→ Directions for this task: In your reply, write out the records exactly, each line intact.

→ Data records:
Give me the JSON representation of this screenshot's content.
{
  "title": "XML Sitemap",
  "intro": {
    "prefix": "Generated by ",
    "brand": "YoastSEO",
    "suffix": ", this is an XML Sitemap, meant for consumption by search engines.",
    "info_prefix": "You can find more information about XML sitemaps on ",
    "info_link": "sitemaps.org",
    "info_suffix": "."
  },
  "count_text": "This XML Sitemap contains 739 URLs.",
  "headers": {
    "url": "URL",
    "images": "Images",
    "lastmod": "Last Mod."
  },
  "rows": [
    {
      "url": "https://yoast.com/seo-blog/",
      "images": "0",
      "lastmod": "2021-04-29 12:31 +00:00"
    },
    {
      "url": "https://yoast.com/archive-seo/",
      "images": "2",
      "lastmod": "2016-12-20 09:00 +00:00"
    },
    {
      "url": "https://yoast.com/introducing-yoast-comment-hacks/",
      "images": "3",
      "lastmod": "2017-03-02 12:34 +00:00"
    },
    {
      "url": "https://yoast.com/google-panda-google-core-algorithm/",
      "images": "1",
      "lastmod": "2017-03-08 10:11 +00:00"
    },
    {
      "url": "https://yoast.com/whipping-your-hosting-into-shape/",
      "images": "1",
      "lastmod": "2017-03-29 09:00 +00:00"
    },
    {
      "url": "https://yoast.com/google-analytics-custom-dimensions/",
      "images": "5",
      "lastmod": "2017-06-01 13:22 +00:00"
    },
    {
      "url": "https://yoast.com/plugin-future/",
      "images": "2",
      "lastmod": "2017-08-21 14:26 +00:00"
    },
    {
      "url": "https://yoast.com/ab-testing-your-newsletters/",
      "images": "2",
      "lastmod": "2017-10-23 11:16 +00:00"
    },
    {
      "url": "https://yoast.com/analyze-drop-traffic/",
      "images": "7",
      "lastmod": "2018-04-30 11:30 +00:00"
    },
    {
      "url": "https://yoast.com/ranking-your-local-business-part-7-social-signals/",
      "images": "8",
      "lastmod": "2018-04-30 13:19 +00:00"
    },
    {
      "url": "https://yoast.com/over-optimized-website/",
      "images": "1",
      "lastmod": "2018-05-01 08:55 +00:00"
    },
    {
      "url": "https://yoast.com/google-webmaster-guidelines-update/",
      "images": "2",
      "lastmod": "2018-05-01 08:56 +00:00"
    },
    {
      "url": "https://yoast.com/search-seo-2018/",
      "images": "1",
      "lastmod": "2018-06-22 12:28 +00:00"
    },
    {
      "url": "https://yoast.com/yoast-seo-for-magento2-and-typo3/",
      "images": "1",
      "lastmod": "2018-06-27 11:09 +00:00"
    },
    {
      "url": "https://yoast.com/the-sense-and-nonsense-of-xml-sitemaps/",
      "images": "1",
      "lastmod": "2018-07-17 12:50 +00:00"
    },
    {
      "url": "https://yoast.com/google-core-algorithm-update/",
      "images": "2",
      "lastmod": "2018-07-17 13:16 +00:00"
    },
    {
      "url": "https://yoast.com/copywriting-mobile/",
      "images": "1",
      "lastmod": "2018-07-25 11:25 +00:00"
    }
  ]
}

→ Output for this exercise:
Give me the JSON representation of this screenshot's content.
{
  "title": "XML Sitemap",
  "intro": {
    "prefix": "Generated by ",
    "brand": "YoastSEO",
    "suffix": ", this is an XML Sitemap, meant for consumption by search engines.",
    "info_prefix": "You can find more information about XML sitemaps on ",
    "info_link": "sitemaps.org",
    "info_suffix": "."
  },
  "count_text": "This XML Sitemap contains 739 URLs.",
  "headers": {
    "url": "URL",
    "images": "Images",
    "lastmod": "Last Mod."
  },
  "rows": [
    {
      "url": "https://yoast.com/seo-blog/",
      "images": "0",
      "lastmod": "2021-04-29 12:31 +00:00"
    },
    {
      "url": "https://yoast.com/archive-seo/",
      "images": "2",
      "lastmod": "2016-12-20 09:00 +00:00"
    },
    {
      "url": "https://yoast.com/introducing-yoast-comment-hacks/",
      "images": "3",
      "lastmod": "2017-03-02 12:34 +00:00"
    },
    {
      "url": "https://yoast.com/google-panda-google-core-algorithm/",
      "images": "1",
      "lastmod": "2017-03-08 10:11 +00:00"
    },
    {
      "url": "https://yoast.com/whipping-your-hosting-into-shape/",
      "images": "1",
      "lastmod": "2017-03-29 09:00 +00:00"
    },
    {
      "url": "https://yoast.com/google-analytics-custom-dimensions/",
      "images": "5",
      "lastmod": "2017-06-01 13:22 +00:00"
    },
    {
      "url": "https://yoast.com/plugin-future/",
      "images": "2",
      "lastmod": "2017-08-21 14:26 +00:00"
    },
    {
      "url": "https://yoast.com/ab-testing-your-newsletters/",
      "images": "2",
      "lastmod": "2017-10-23 11:16 +00:00"
    },
    {
      "url": "https://yoast.com/analyze-drop-traffic/",
      "images": "7",
      "lastmod": "2018-04-30 11:30 +00:00"
    },
    {
      "url": "https://yoast.com/ranking-your-local-business-part-7-social-signals/",
      "images": "8",
      "lastmod": "2018-04-30 13:19 +00:00"
    },
    {
      "url": "https://yoast.com/over-optimized-website/",
      "images": "1",
      "lastmod": "2018-05-01 08:55 +00:00"
    },
    {
      "url": "https://yoast.com/google-webmaster-guidelines-update/",
      "images": "2",
      "lastmod": "2018-05-01 08:56 +00:00"
    },
    {
      "url": "https://yoast.com/search-seo-2018/",
      "images": "1",
      "lastmod": "2018-06-22 12:28 +00:00"
    },
    {
      "url": "https://yoast.com/yoast-seo-for-magento2-and-typo3/",
      "images": "1",
      "lastmod": "2018-06-27 11:09 +00:00"
    },
    {
      "url": "https://yoast.com/the-sense-and-nonsense-of-xml-sitemaps/",
      "images": "1",
      "lastmod": "2018-07-17 12:50 +00:00"
    },
    {
      "url": "https://yoast.com/google-core-algorithm-update/",
      "images": "2",
      "lastmod": "2018-07-17 13:16 +00:00"
    },
    {
      "url": "https://yoast.com/copywriting-mobile/",
      "images": "1",
      "lastmod": "2018-07-25 11:25 +00:00"
    }
  ]
}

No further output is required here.